ROUND 7: No. 239 from Bills^
THE PICK: HUNTER BRADLEY, LS, MISSISSIPPI ST.
AGE: 23. HT: 6-3. WT: 240. HOMETOWN: Collierville, Tenn.
LOWDOWN: Earned a scholarship in the fall of 2016 and possesses the skills to snap at the highest level. Arrived at Mississippi State as a tight end, but became the primary snapper in the second week of his junior season in 2015 and was perfect since. Granted a sixth year by the NCAA and played the 2017 season after already having earned a degree. Played in 41 career games, went to a bowl game each year of his career and was part of the second-winningest senior class in school history. Will turn 24 on May 21. “It’s a dream come true,” Bradley said. “I always dreamed this day would come. Being a long snapper, it’s not something that happens often.”
QUICK TAKE (Tom Silverstein): Hunter Bradley played in the East-West Shrine game. So they liked him better than Tanner Carew, the long-snapper who went to the Senior Bowl. He was a tight end in high school. Didn't take over long-snapping duties until 2015.
ROUND 7: No. 248 (from Seahawks)
THE PICK: KENDALL DONNERSON, OLB, SOUTHEAST MISSOURI ST.
HT: 6-2 WT: 248
AGE: 22 HT: 6-2 WT: 248 HOMETOWN: Maumelle, Ark.
LOWDOWN: Took only one pre-draft visit, which was to Green Bay. Finished last season as the team’s third-leading tackler with 53, including 36 solo. Ranked second on the team in tackles for loss (13.5) and third in sacks (6). Led the team with three forced fumbles. Became a starter at outside linebacker in 2016 and played 10 of 11 games. Had 50 tackles, including a team-high 13 for loss. Was a two-star recruit while at Maumelle High School in Arkansas, where he had 120 tackles, recovered two fumbles and had 25 sacks as a senior. “I can put my hand down and rush the passer or I can drop, that’s what I did in college,” Donnerson. “They see me as a pass rusher. … whatever they ask me to do, I will do.”

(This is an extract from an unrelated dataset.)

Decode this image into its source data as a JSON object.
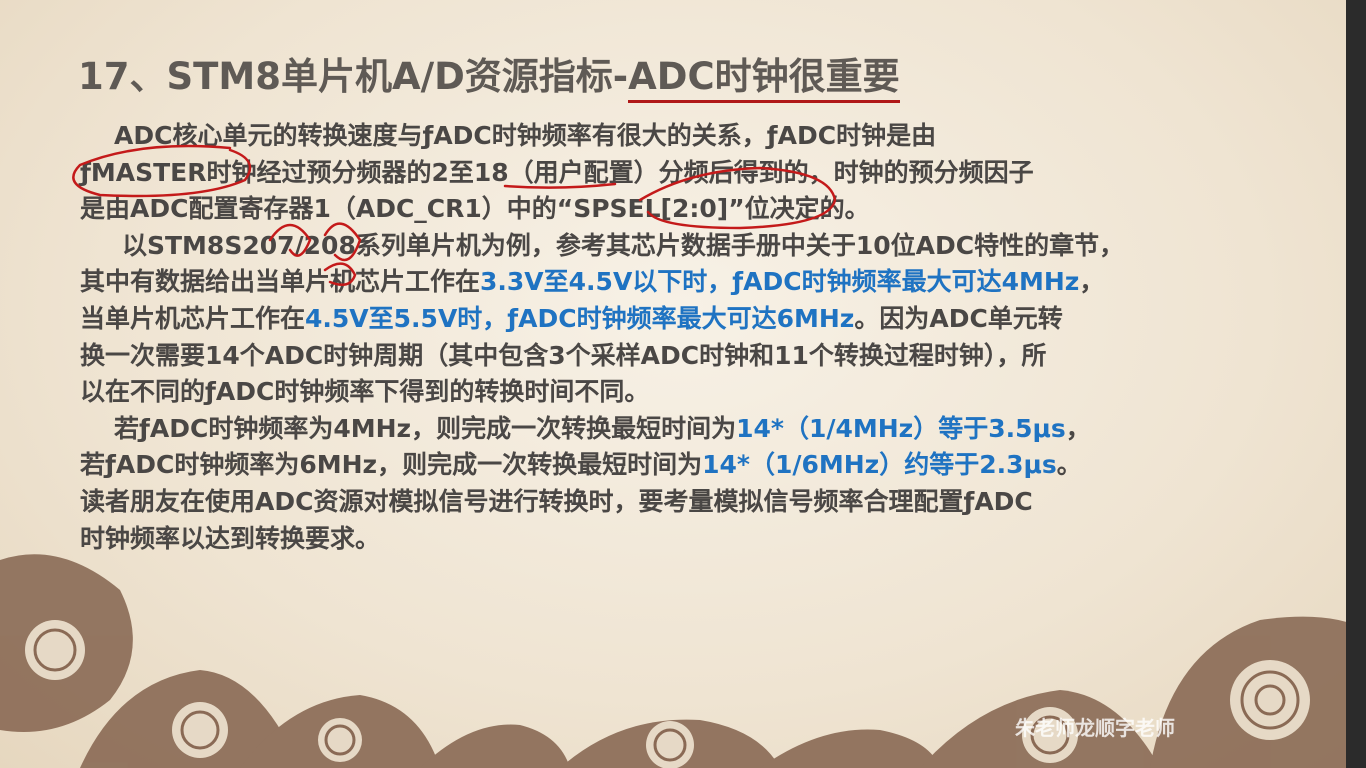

* The Packers moved up 13 spots to Pick No. 101 in the fourth round, and they moved up 12 spots to No. 138 in the fifth round, after swapping selections with the Browns in the DeShone Kizer-Damarious Randall trade.
^ 2016 trade for linebacker Lerentee McCray.